The late 1920s were a period of economic stagnation that many of us can relate to today. It was a time when the Presidential administration of the day was of the belief that limited government interference was necessary to help support economic growth. For politicians at this time it meant that budgets were lower, but it also meant that there was little opportunity for politicians to be viewed as heroes to the American people, as they were shaping policy that affected American people.
Enter Herbert Hoover. At a time when it was hard for politicians to get attention for their efforts, as there were usually not many efforts to get them noticed, Herbert Hoover created a routine of distributing press releases (at least weekly, if not daily) so as to make it clear to the public that he was working on their behalf.
While Hoover created this practice at a time before social media, his effort can be easily applied to today’s media environment. Hoover set a precedent of creating news. He wanted the American public to know that even if the government was not spending large sums of money, they were still coordinating efforts to benefit the American people. By releasing these updates on a routine basis, the media became accustomed to this schedule and actively looked forward to this releases.

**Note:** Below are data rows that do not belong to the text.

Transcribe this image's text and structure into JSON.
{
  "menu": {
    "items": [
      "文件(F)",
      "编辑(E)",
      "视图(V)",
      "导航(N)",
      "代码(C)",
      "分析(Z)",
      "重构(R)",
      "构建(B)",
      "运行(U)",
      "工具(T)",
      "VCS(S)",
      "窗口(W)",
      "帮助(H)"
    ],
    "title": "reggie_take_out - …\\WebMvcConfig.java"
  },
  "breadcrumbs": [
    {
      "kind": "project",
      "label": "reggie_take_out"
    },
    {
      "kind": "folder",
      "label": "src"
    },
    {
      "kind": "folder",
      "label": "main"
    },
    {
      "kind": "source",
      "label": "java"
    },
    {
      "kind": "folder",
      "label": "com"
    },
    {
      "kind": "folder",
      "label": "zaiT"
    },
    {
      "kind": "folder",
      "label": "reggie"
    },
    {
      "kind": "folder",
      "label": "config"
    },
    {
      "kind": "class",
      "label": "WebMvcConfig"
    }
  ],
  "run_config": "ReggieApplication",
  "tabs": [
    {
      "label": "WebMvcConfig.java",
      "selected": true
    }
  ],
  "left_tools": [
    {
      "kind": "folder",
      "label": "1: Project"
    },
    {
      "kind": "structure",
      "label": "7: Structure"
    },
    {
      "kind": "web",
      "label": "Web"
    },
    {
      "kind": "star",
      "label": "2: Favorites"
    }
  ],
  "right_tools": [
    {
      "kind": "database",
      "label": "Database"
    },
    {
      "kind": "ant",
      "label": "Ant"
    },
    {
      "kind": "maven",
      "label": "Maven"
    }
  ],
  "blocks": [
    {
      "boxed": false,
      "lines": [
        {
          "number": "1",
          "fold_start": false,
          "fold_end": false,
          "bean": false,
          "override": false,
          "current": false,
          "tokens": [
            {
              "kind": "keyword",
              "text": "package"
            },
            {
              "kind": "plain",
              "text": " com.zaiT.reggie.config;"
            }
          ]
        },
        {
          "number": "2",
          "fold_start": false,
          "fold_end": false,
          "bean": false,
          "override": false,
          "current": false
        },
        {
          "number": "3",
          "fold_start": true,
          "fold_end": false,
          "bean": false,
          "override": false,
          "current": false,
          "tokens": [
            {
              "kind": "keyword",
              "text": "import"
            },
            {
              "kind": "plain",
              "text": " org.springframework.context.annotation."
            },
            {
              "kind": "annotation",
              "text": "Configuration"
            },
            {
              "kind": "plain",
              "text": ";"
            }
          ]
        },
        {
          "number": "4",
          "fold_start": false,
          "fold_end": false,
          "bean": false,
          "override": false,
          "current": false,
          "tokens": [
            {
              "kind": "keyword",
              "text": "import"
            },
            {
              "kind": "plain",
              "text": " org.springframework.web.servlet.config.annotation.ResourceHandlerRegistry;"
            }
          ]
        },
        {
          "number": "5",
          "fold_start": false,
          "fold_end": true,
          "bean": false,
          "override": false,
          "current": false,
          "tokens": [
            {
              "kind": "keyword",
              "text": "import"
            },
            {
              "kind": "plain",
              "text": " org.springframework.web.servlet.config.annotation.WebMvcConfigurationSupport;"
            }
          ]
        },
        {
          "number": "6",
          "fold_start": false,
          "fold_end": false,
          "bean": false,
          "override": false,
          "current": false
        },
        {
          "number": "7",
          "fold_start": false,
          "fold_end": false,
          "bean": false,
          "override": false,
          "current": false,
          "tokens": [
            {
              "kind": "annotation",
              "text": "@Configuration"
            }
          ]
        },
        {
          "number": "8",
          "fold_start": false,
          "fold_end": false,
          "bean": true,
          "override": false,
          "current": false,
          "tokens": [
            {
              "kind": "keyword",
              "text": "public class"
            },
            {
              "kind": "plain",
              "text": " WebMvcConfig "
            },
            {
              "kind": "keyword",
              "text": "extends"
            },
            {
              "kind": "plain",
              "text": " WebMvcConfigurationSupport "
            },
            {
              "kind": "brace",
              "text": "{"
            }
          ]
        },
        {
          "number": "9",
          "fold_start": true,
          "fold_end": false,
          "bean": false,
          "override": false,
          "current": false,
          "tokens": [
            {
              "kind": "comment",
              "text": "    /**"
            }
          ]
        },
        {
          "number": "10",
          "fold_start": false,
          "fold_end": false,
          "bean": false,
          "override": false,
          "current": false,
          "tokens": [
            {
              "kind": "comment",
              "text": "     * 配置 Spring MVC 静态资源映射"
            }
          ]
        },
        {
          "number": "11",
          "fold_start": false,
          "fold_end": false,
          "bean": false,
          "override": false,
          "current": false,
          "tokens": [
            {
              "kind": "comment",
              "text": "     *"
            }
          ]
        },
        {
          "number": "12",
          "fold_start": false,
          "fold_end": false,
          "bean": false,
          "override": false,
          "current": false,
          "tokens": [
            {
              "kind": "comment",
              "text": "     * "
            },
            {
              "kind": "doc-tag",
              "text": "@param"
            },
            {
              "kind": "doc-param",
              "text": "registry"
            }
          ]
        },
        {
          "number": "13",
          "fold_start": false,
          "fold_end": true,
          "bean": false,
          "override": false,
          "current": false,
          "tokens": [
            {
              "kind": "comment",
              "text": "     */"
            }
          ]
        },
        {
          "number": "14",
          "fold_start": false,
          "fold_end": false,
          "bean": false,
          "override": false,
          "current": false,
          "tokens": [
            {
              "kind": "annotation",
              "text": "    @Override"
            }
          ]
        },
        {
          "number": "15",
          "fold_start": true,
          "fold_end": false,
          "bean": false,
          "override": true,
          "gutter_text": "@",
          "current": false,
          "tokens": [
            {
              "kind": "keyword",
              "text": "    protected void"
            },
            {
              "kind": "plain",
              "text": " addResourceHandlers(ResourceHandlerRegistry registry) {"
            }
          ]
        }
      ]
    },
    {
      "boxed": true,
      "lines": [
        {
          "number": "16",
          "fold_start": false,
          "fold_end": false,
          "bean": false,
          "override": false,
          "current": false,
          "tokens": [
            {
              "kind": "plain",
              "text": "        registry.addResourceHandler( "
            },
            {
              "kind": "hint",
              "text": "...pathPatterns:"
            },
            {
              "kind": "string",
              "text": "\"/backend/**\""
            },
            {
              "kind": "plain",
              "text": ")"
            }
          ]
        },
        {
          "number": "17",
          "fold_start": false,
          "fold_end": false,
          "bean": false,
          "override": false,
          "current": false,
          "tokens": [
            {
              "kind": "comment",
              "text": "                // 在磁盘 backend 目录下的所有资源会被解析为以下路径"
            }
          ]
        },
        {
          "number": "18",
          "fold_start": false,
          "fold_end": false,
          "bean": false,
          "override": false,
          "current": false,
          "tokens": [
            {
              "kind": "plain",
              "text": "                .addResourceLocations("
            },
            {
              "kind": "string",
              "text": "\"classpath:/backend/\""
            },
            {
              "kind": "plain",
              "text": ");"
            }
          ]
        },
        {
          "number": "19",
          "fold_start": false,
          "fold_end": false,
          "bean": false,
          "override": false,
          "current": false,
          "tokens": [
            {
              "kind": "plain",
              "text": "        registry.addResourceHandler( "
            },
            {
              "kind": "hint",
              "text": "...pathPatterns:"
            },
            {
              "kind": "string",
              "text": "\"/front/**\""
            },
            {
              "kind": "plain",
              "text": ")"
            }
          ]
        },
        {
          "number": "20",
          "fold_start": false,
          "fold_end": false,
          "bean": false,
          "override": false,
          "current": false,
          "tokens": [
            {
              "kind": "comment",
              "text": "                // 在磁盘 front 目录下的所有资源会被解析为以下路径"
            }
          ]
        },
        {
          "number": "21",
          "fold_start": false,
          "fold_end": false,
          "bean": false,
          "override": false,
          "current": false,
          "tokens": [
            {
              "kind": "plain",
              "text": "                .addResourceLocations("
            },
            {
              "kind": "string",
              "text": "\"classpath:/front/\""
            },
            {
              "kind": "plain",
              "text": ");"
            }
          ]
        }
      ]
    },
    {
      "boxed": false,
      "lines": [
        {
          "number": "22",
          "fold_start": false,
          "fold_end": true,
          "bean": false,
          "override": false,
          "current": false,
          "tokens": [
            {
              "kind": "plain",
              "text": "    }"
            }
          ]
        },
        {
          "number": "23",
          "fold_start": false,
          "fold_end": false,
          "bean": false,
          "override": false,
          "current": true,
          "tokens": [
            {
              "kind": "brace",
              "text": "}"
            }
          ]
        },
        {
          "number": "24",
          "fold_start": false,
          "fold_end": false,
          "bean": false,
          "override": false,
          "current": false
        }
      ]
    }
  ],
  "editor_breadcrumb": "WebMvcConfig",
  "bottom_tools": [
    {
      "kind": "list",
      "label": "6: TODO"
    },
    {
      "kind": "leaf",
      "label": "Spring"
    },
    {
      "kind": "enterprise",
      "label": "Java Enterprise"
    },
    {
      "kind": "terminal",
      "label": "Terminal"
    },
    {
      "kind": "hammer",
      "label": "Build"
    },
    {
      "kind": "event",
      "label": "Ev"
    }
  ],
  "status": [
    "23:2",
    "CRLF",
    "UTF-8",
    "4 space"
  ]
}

It may seem outdated, but Hoover’s use of press releases as a PR medium is one of the easiest ways for a firm (or politician, I suppose) to get their message out to the public. Of course, its easier for a cabinet level politician to get the press to pay attention to his releases than it is for a start-up venture, but the distribution of press releases via mediums like PR Wire is still one of the true level playing fields in the media today. Nearly any press release that is distributed will run across the media wires and be seen by media outlets. Its up to the marketing manager to optimize the use of keywords and title selection, so as to make sure the press release is actually seen by the intended audience.